Here’s this week’s quick list of items that might be of interest to digital bibliophiles and Rhet/Comp scholars:

University Presses Embrace Electronic Publishing. This is a great post at ProfHacker about the trend of university presses to offer more digital options or digital-only books publications. It’s serious issue for several reasons. What will this mean for publishing opportunites in T&P consideration? Will there be more opportunities, but devalued ones because of traditional perceptions of digital texts? Are the days of the bound scholarly manuscript over? Will I need a Kindle or an iPad to access these? What does this mean for access to scholarly books? And there’s a link to the University of Chicago’s press where you can pick up a free copy of Adrian John’s The Nature of the Book. Interestingly, though, the ebook is downloadable for everyone, but you can only read it using a specific type of Adobe Reader capable of handling DRM licensing. Fascinating post all around. [Digital Bibliophiles]

Electronic Frontier Foundation. I keep finding myself following links to this foundation’s website. They are absolutely amazing. This site is a must-have-bookmarked for anyone interested in writing about or producing digital texts.

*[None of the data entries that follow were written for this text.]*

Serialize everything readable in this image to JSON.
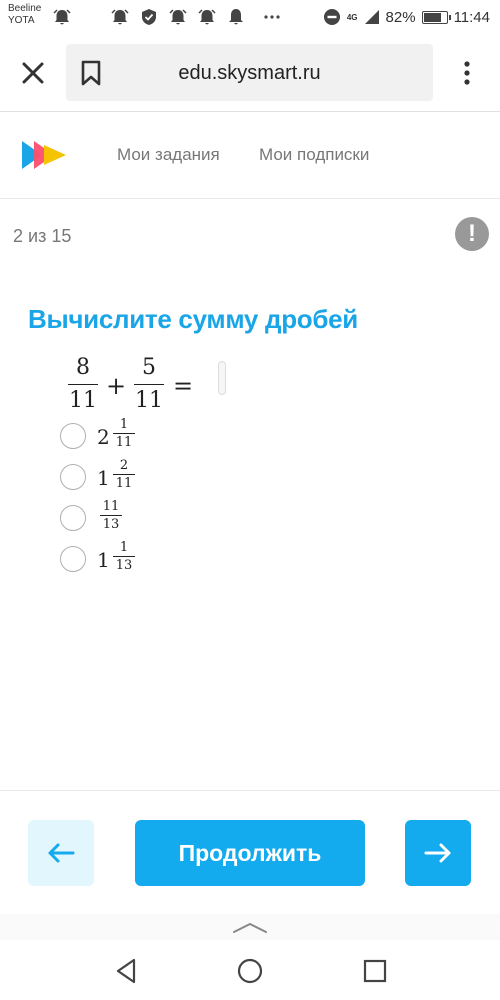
{
  "status_bar": {
    "carrier_line1": "Beeline",
    "carrier_line2": "YOTA",
    "network": "4G",
    "battery": "82%",
    "battery_level": 0.82,
    "time": "11:44"
  },
  "browser": {
    "url": "edu.skysmart.ru"
  },
  "site_header": {
    "nav": [
      "Мои задания",
      "Мои подписки"
    ],
    "logo_colors": [
      "#1aa6e6",
      "#f5c400",
      "#ff4d6d"
    ]
  },
  "progress": {
    "text": "2 из 15",
    "report_icon": "!"
  },
  "task": {
    "title": "Вычислите сумму дробей",
    "equation": {
      "left": {
        "num": "8",
        "den": "11"
      },
      "op": "+",
      "right": {
        "num": "5",
        "den": "11"
      },
      "equals": "="
    },
    "options": [
      {
        "whole": "2",
        "num": "1",
        "den": "11"
      },
      {
        "whole": "1",
        "num": "2",
        "den": "11"
      },
      {
        "whole": "",
        "num": "11",
        "den": "13"
      },
      {
        "whole": "1",
        "num": "1",
        "den": "13"
      }
    ]
  },
  "actions": {
    "continue_label": "Продолжить",
    "accent_color": "#13aaee"
  }
}
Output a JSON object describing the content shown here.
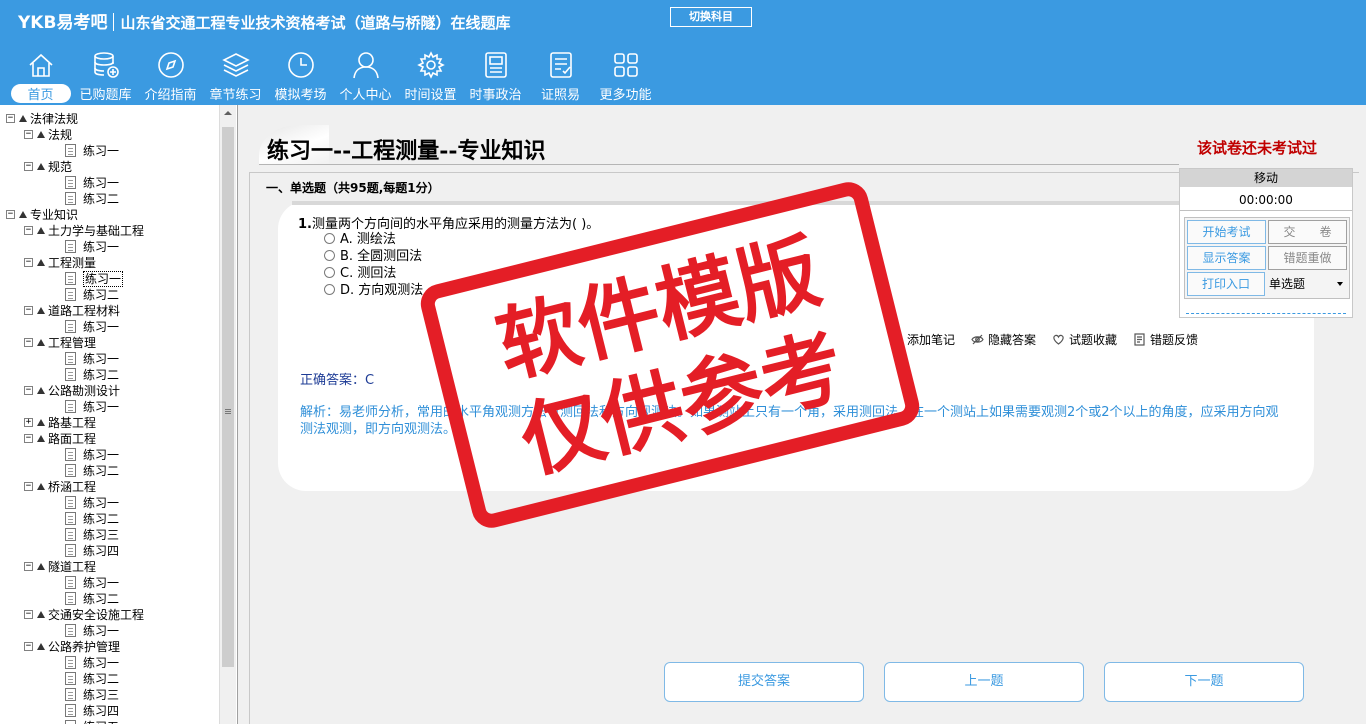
{
  "header": {
    "brand": "YKB易考吧",
    "title": "山东省交通工程专业技术资格考试（道路与桥隧）在线题库",
    "switch_label": "切换科目"
  },
  "toolbar": [
    {
      "label": "首页",
      "icon": "home-icon"
    },
    {
      "label": "已购题库",
      "icon": "database-icon"
    },
    {
      "label": "介绍指南",
      "icon": "compass-icon"
    },
    {
      "label": "章节练习",
      "icon": "layers-icon"
    },
    {
      "label": "模拟考场",
      "icon": "clock-icon"
    },
    {
      "label": "个人中心",
      "icon": "user-icon"
    },
    {
      "label": "时间设置",
      "icon": "gear-icon"
    },
    {
      "label": "时事政治",
      "icon": "news-icon"
    },
    {
      "label": "证照易",
      "icon": "checklist-icon"
    },
    {
      "label": "更多功能",
      "icon": "grid-icon"
    }
  ],
  "tree": [
    {
      "level": 0,
      "label": "法律法规",
      "type": "folder"
    },
    {
      "level": 1,
      "label": "法规",
      "type": "folder"
    },
    {
      "level": 2,
      "label": "练习一",
      "type": "doc"
    },
    {
      "level": 1,
      "label": "规范",
      "type": "folder"
    },
    {
      "level": 2,
      "label": "练习一",
      "type": "doc"
    },
    {
      "level": 2,
      "label": "练习二",
      "type": "doc"
    },
    {
      "level": 0,
      "label": "专业知识",
      "type": "folder"
    },
    {
      "level": 1,
      "label": "土力学与基础工程",
      "type": "folder"
    },
    {
      "level": 2,
      "label": "练习一",
      "type": "doc"
    },
    {
      "level": 1,
      "label": "工程测量",
      "type": "folder"
    },
    {
      "level": 2,
      "label": "练习一",
      "type": "doc",
      "selected": true
    },
    {
      "level": 2,
      "label": "练习二",
      "type": "doc"
    },
    {
      "level": 1,
      "label": "道路工程材料",
      "type": "folder"
    },
    {
      "level": 2,
      "label": "练习一",
      "type": "doc"
    },
    {
      "level": 1,
      "label": "工程管理",
      "type": "folder"
    },
    {
      "level": 2,
      "label": "练习一",
      "type": "doc"
    },
    {
      "level": 2,
      "label": "练习二",
      "type": "doc"
    },
    {
      "level": 1,
      "label": "公路勘测设计",
      "type": "folder"
    },
    {
      "level": 2,
      "label": "练习一",
      "type": "doc"
    },
    {
      "level": 1,
      "label": "路基工程",
      "type": "folder",
      "collapsed": true
    },
    {
      "level": 1,
      "label": "路面工程",
      "type": "folder"
    },
    {
      "level": 2,
      "label": "练习一",
      "type": "doc"
    },
    {
      "level": 2,
      "label": "练习二",
      "type": "doc"
    },
    {
      "level": 1,
      "label": "桥涵工程",
      "type": "folder"
    },
    {
      "level": 2,
      "label": "练习一",
      "type": "doc"
    },
    {
      "level": 2,
      "label": "练习二",
      "type": "doc"
    },
    {
      "level": 2,
      "label": "练习三",
      "type": "doc"
    },
    {
      "level": 2,
      "label": "练习四",
      "type": "doc"
    },
    {
      "level": 1,
      "label": "隧道工程",
      "type": "folder"
    },
    {
      "level": 2,
      "label": "练习一",
      "type": "doc"
    },
    {
      "level": 2,
      "label": "练习二",
      "type": "doc"
    },
    {
      "level": 1,
      "label": "交通安全设施工程",
      "type": "folder"
    },
    {
      "level": 2,
      "label": "练习一",
      "type": "doc"
    },
    {
      "level": 1,
      "label": "公路养护管理",
      "type": "folder"
    },
    {
      "level": 2,
      "label": "练习一",
      "type": "doc"
    },
    {
      "level": 2,
      "label": "练习二",
      "type": "doc"
    },
    {
      "level": 2,
      "label": "练习三",
      "type": "doc"
    },
    {
      "level": 2,
      "label": "练习四",
      "type": "doc"
    },
    {
      "level": 2,
      "label": "练习五",
      "type": "doc"
    }
  ],
  "paper": {
    "title": "练习一--工程测量--专业知识",
    "status": "该试卷还未考试过",
    "section": "一、单选题（共95题,每题1分）"
  },
  "question": {
    "number": "1.",
    "stem": "测量两个方向间的水平角应采用的测量方法为( )。",
    "options": [
      "A. 测绘法",
      "B. 全圆测回法",
      "C. 测回法",
      "D. 方向观测法"
    ],
    "actions": [
      "添加笔记",
      "隐藏答案",
      "试题收藏",
      "错题反馈"
    ],
    "answer": "正确答案：C",
    "analysis": "解析：易老师分析，常用的水平角观测方法有测回法和方向观测法。如果测站上只有一个角，采用测回法。在一个测站上如果需要观测2个或2个以上的角度，应采用方向观测法观测，即方向观测法。"
  },
  "nav": {
    "submit": "提交答案",
    "prev": "上一题",
    "next": "下一题"
  },
  "timer": {
    "head": "移动",
    "value": "00:00:00",
    "start": "开始考试",
    "handin": "交　　卷",
    "show_answer": "显示答案",
    "redo_wrong": "错题重做",
    "print": "打印入口",
    "qtype_selected": "单选题"
  },
  "stamp": {
    "line1": "软件模版",
    "line2": "仅供参考"
  },
  "colors": {
    "accent": "#3b9ae1",
    "status_red": "#c00000",
    "stamp_red": "#e41e26",
    "answer_blue": "#1e3c96",
    "analysis_blue": "#2f8fd8"
  }
}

Copyright. Production tips. Politics. Blogging rights. Coders’ rights. They are a central piece to keeping the big players honest (yeah, I’m looking at you, Google, Amazon, Apple, Microsoft, Comcast, etc). Visit their site. Buy a t-shirt. Buy a poster. Support them. They already support you. (Oh yeah, and eat your vegetables.) [Digital Bibliophiles]

Doug Hesse Responds to Cynthia L. Selfe’s “The Movement of Air, the Breath of Meaning: Aurality and Multimodal Composing.” This link is to an “Interchange” exchange in the latest issue of CCC (61.3). Selfe’s response is included in the issue as well.  I haven’t been able to read it through yet, but Selfe’s work has been central to my development as a Rhet/Comp scholar, and I have great respect for Hesse’s work. I’m sure it’s a lively exchange, and one to which I’ll be responding in the next week or two. [Rhet/Comp Scholarship]

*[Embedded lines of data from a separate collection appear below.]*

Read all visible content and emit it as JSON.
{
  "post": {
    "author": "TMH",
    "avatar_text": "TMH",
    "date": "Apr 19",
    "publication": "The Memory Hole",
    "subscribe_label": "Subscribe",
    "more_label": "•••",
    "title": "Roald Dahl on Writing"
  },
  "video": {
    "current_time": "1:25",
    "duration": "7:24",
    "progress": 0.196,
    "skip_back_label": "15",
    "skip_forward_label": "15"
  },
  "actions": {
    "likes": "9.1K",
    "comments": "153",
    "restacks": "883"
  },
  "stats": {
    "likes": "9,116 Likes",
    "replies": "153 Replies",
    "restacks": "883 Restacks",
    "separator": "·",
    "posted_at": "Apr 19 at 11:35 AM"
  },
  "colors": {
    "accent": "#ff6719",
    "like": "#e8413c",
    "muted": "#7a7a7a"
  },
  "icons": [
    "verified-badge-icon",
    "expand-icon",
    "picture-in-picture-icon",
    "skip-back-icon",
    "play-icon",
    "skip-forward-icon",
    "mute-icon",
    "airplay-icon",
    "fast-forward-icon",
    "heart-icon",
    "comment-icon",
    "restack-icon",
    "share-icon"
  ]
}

Joanna Wolfe article in CCC. Also, I need to give a shout-out to one of my professors here at the U of Louisville, Joanna Wolfe, who also has a piece appearing in this issue of CCC. It’s titled “Rhetorical Numbers: A Case for Quantitative Writing in the Composition Classroom.” Here’s the abstract from the CCC site: “Contemporary argument increasingly relies on quantitative information and reasoning, yet our profession neglects to view these means of persuasion as central to rhetorical arts. Such omission ironically serves to privilege quantitative arguments as above “mere rhetoric.” Changes are needed to our textbooks, writing assignments, and instructor development programs to broaden how both we and our students perceive rhetoric.” Take a look. Put it to work for you. [Rhet/Comp Scholarship]

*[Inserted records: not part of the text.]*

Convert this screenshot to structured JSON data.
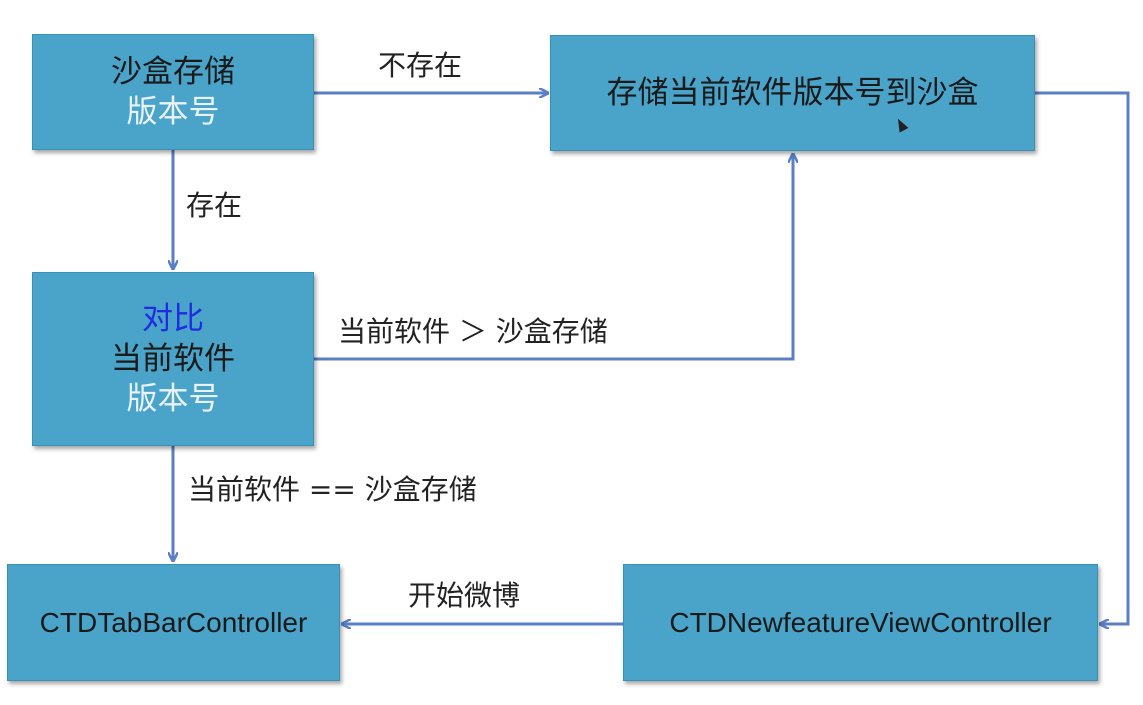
{
  "nodes": {
    "sandbox_version": {
      "line1": "沙盒存储",
      "line2": "版本号"
    },
    "save_version": {
      "line1": "存储当前软件版本号到沙盒"
    },
    "compare": {
      "line1": "对比",
      "line2": "当前软件",
      "line3": "版本号"
    },
    "tabbar_controller": {
      "line1": "CTDTabBarController"
    },
    "newfeature_controller": {
      "line1": "CTDNewfeatureViewController"
    }
  },
  "edges": {
    "not_exist": "不存在",
    "exist": "存在",
    "current_greater": "当前软件 ＞ 沙盒存储",
    "current_equal": "当前软件 == 沙盒存储",
    "start_weibo": "开始微博"
  },
  "colors": {
    "box_fill": "#4aa3c9",
    "arrow": "#5a7fc4",
    "accent_text": "#1f2ce0"
  }
}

Smashing Magazine. I also want to, when I can, include some links about interesting or helpful resources for those of us who design, produce, edit, whatever digital texts. I haven’t known about Smashing Magazine for that long, but so far, I’ve encountered smart writing, simple design, and really helpful decisions about what they cover. Great stuff here. Especially this entry about “the meaning of color” and digital texts. [Digital Text Production]

BookBook for Macbook. Okay, this is just for sheer fun. Seems like anyone reading this blog will end up coveting one of these once they see it. A “vintage” hardcover slip case for your Macbook Pro. I want one of these soooooo much. Alas. $79.99 is just too steep for somebody who just plunked down the change to buy the actual laptop itself. But you’d be crazy if you think I haven’t already been thinking about ways to DIY one of these for myself. And if you need help justifying this undeniable indulgence, here’s maybe the most ridiculous sales points I’ve heard in a long time: “Sitting on a coffee table, dorm room or desk, BookBook looks like a vintage piece of literature, not an expensive laptop.” And thus, no one would bother to snatch it? Yeah, like you wouldn’t show this thing off to everybody you encountered everyday. And once that got old, wouldn’t you just ditch the thing anyway? Still… I want one. [Fun. Fun. Fun.]

Leave a Reply

Your email address will not be published. Required fields are marked *